David Maister’s 1993 book “Managing The Professional Service Firm” is still the gold standard by which all other management books aimed at the legal, accounting, PR, marketing and consulting sectors should be judged.
A round up of material he’d been writing since the early 1980s, re-reading it again reminded me how much truth is still contained within its pages. There is very little that has dated.
Every chapter still contains golden nuggets of wisdom – not just for those in senior management positions in PR firms, but for those who are starting out on their careers.
For example, if you think the “motivation crisis” among the younger generation in PR is a new phenomenon, think again:
“PR is just not any fun any more. Today’s clients are demanding, cynical about the value they receive, and treat you less as a professional and more like an ordinary vendor. The pace, intensity and workload are greater than ever, and the firm atmosphere is competitive rather than supportive, and certainly less collegial. With all this concern about profitability, it seems like we’re being asked to work even harder for less money.”
And that was in 1985!
However, if the issue hasn’t gone away, then the solution offered 25 years ago is broadly similar. In other words, the problem isn’t one of too much work, but too much meaningless work. The role of management is to explain why work is important rather than just telling people what needs to be done. In addition, it is a function of the knowledge and skills that the firm has to offer that will give it the best chance of long term success. As Maister says, knowledge and skills are assets that left untended will depreciate in value. And quickly. And perhaps even more so in this day and age.
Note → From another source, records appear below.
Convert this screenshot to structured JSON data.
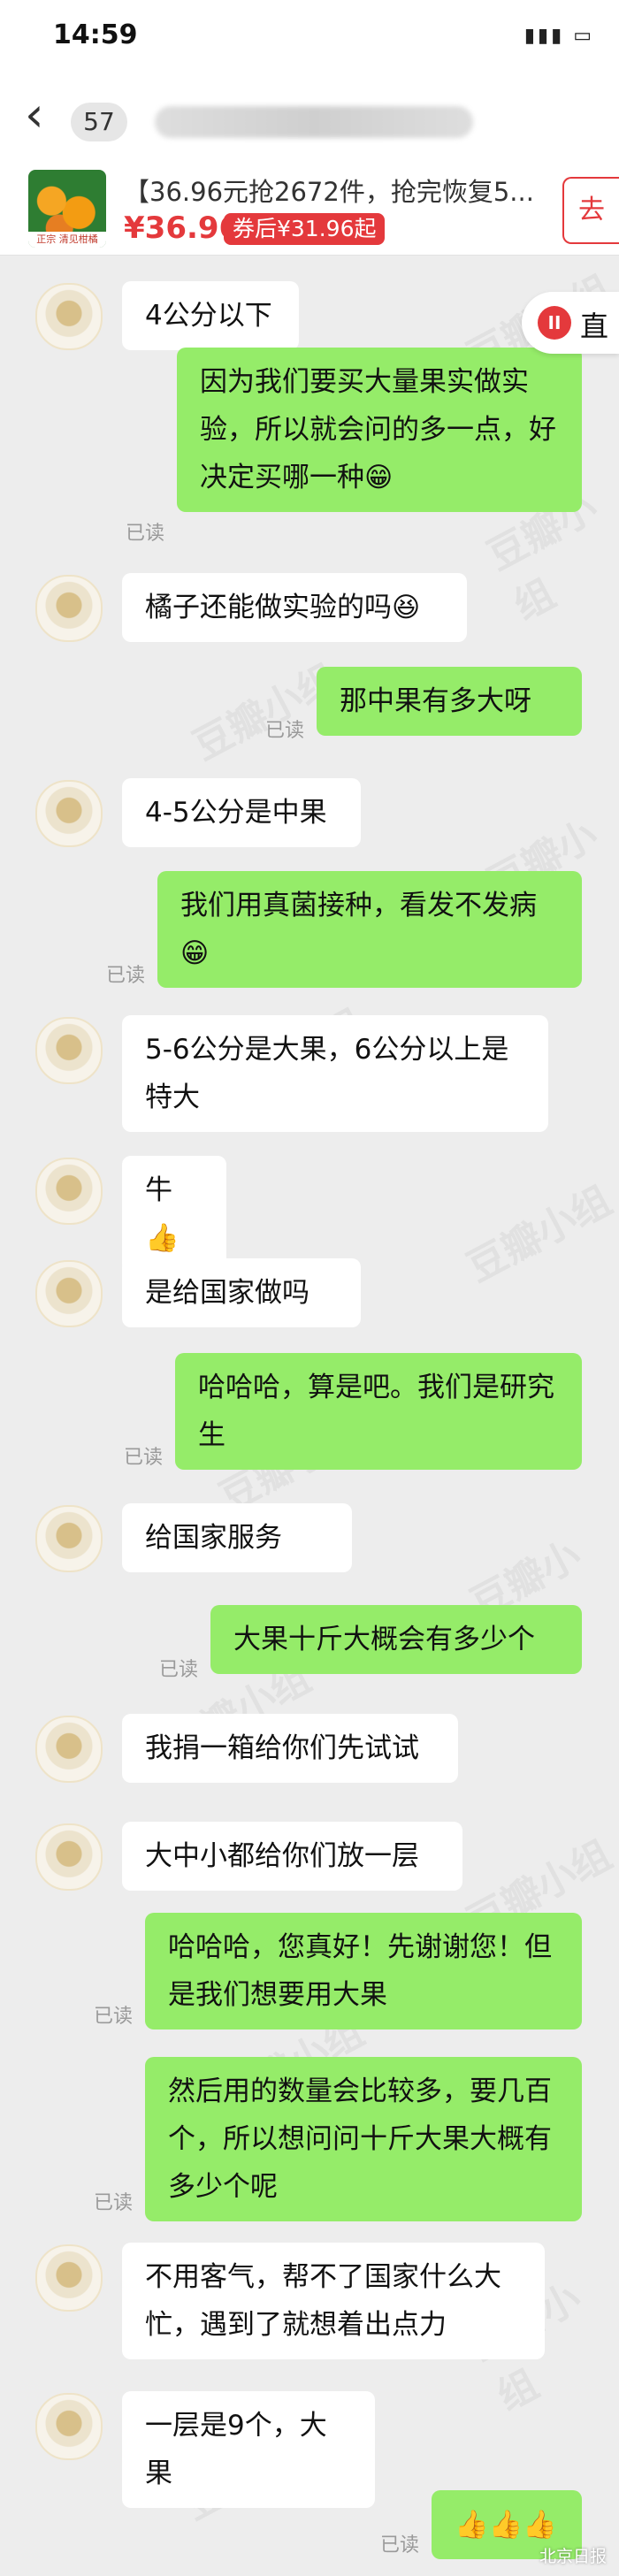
{
  "status": {
    "time": "14:59"
  },
  "header": {
    "unread_count": "57"
  },
  "product": {
    "title": "【36.96元抢2672件，抢完恢复5...",
    "price": "¥36.96",
    "coupon": "券后¥31.96起",
    "thumb_tag": "正宗 清见柑橘",
    "go_label": "去",
    "live_label": "直"
  },
  "read_label": "已读",
  "watermark_text": "豆瓣小组",
  "footer_mark": "北京日报",
  "messages": [
    {
      "from": "seller",
      "text": "4公分以下"
    },
    {
      "from": "me",
      "text": "因为我们要买大量果实做实验，所以就会问的多一点，好决定买哪一种😁",
      "read": "已读"
    },
    {
      "from": "seller",
      "text": "橘子还能做实验的吗😆"
    },
    {
      "from": "me",
      "text": "那中果有多大呀",
      "read": "已读"
    },
    {
      "from": "seller",
      "text": "4-5公分是中果"
    },
    {
      "from": "me",
      "text": "我们用真菌接种，看发不发病😁",
      "read": "已读"
    },
    {
      "from": "seller",
      "text": "5-6公分是大果，6公分以上是特大"
    },
    {
      "from": "seller",
      "text": "牛👍"
    },
    {
      "from": "seller",
      "text": "是给国家做吗"
    },
    {
      "from": "me",
      "text": "哈哈哈，算是吧。我们是研究生",
      "read": "已读"
    },
    {
      "from": "seller",
      "text": "给国家服务"
    },
    {
      "from": "me",
      "text": "大果十斤大概会有多少个",
      "read": "已读"
    },
    {
      "from": "seller",
      "text": "我捐一箱给你们先试试"
    },
    {
      "from": "seller",
      "text": "大中小都给你们放一层"
    },
    {
      "from": "me",
      "text": "哈哈哈，您真好！先谢谢您！但是我们想要用大果",
      "read": "已读"
    },
    {
      "from": "me",
      "text": "然后用的数量会比较多，要几百个，所以想问问十斤大果大概有多少个呢",
      "read": "已读"
    },
    {
      "from": "seller",
      "text": "不用客气，帮不了国家什么大忙，遇到了就想着出点力"
    },
    {
      "from": "seller",
      "text": "一层是9个，大果"
    },
    {
      "from": "me",
      "text": "👍👍👍",
      "read": "已读"
    }
  ]
}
The PR sector as a whole clearly needs to invest in developing new knowledge and skills.
The future is bleak for those who continue milking yesterday’s assets.